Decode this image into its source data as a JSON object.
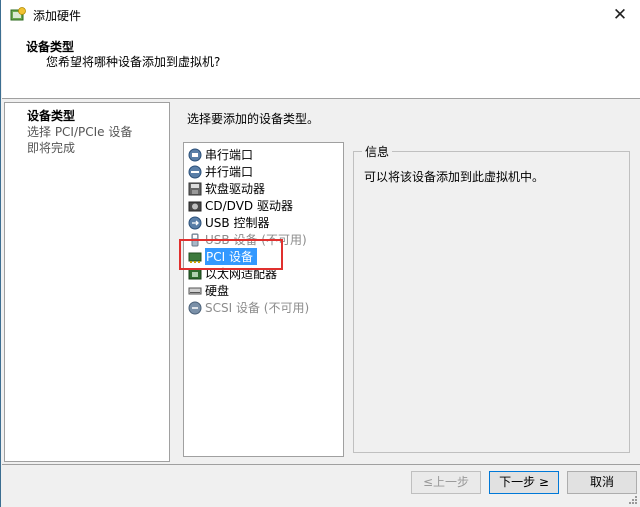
{
  "window": {
    "title": "添加硬件",
    "close_glyph": "✕"
  },
  "header": {
    "title": "设备类型",
    "subtitle": "您希望将哪种设备添加到虚拟机?"
  },
  "steps": [
    {
      "label": "设备类型",
      "active": true
    },
    {
      "label": "选择 PCI/PCIe 设备",
      "active": false
    },
    {
      "label": "即将完成",
      "active": false
    }
  ],
  "device_list": {
    "prompt": "选择要添加的设备类型。",
    "items": [
      {
        "label": "串行端口",
        "icon": "serial-port-icon",
        "disabled": false,
        "selected": false
      },
      {
        "label": "并行端口",
        "icon": "parallel-port-icon",
        "disabled": false,
        "selected": false
      },
      {
        "label": "软盘驱动器",
        "icon": "floppy-drive-icon",
        "disabled": false,
        "selected": false
      },
      {
        "label": "CD/DVD 驱动器",
        "icon": "cd-dvd-drive-icon",
        "disabled": false,
        "selected": false
      },
      {
        "label": "USB 控制器",
        "icon": "usb-controller-icon",
        "disabled": false,
        "selected": false
      },
      {
        "label": "USB 设备 (不可用)",
        "icon": "usb-device-icon",
        "disabled": true,
        "selected": false
      },
      {
        "label": "PCI 设备",
        "icon": "pci-device-icon",
        "disabled": false,
        "selected": true
      },
      {
        "label": "以太网适配器",
        "icon": "ethernet-adapter-icon",
        "disabled": false,
        "selected": false
      },
      {
        "label": "硬盘",
        "icon": "hard-disk-icon",
        "disabled": false,
        "selected": false
      },
      {
        "label": "SCSI 设备 (不可用)",
        "icon": "scsi-device-icon",
        "disabled": true,
        "selected": false
      }
    ]
  },
  "info": {
    "legend": "信息",
    "text": "可以将该设备添加到此虚拟机中。"
  },
  "buttons": {
    "back": {
      "label": "≤上一步",
      "disabled": true
    },
    "next": {
      "label": "下一步 ≥",
      "disabled": false
    },
    "cancel": {
      "label": "取消",
      "disabled": false
    }
  },
  "colors": {
    "selection": "#3399ff",
    "highlight_box": "#e0302e",
    "window_bg": "#f0f0f0"
  }
}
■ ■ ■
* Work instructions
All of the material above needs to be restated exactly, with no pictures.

* Task response
Decode this image into its source data as a JSON object.
{
  "window": {
    "title": "添加硬件",
    "close_glyph": "✕"
  },
  "header": {
    "title": "设备类型",
    "subtitle": "您希望将哪种设备添加到虚拟机?"
  },
  "steps": [
    {
      "label": "设备类型",
      "active": true
    },
    {
      "label": "选择 PCI/PCIe 设备",
      "active": false
    },
    {
      "label": "即将完成",
      "active": false
    }
  ],
  "device_list": {
    "prompt": "选择要添加的设备类型。",
    "items": [
      {
        "label": "串行端口",
        "icon": "serial-port-icon",
        "disabled": false,
        "selected": false
      },
      {
        "label": "并行端口",
        "icon": "parallel-port-icon",
        "disabled": false,
        "selected": false
      },
      {
        "label": "软盘驱动器",
        "icon": "floppy-drive-icon",
        "disabled": false,
        "selected": false
      },
      {
        "label": "CD/DVD 驱动器",
        "icon": "cd-dvd-drive-icon",
        "disabled": false,
        "selected": false
      },
      {
        "label": "USB 控制器",
        "icon": "usb-controller-icon",
        "disabled": false,
        "selected": false
      },
      {
        "label": "USB 设备 (不可用)",
        "icon": "usb-device-icon",
        "disabled": true,
        "selected": false
      },
      {
        "label": "PCI 设备",
        "icon": "pci-device-icon",
        "disabled": false,
        "selected": true
      },
      {
        "label": "以太网适配器",
        "icon": "ethernet-adapter-icon",
        "disabled": false,
        "selected": false
      },
      {
        "label": "硬盘",
        "icon": "hard-disk-icon",
        "disabled": false,
        "selected": false
      },
      {
        "label": "SCSI 设备 (不可用)",
        "icon": "scsi-device-icon",
        "disabled": true,
        "selected": false
      }
    ]
  },
  "info": {
    "legend": "信息",
    "text": "可以将该设备添加到此虚拟机中。"
  },
  "buttons": {
    "back": {
      "label": "≤上一步",
      "disabled": true
    },
    "next": {
      "label": "下一步 ≥",
      "disabled": false
    },
    "cancel": {
      "label": "取消",
      "disabled": false
    }
  },
  "colors": {
    "selection": "#3399ff",
    "highlight_box": "#e0302e",
    "window_bg": "#f0f0f0"
  }
}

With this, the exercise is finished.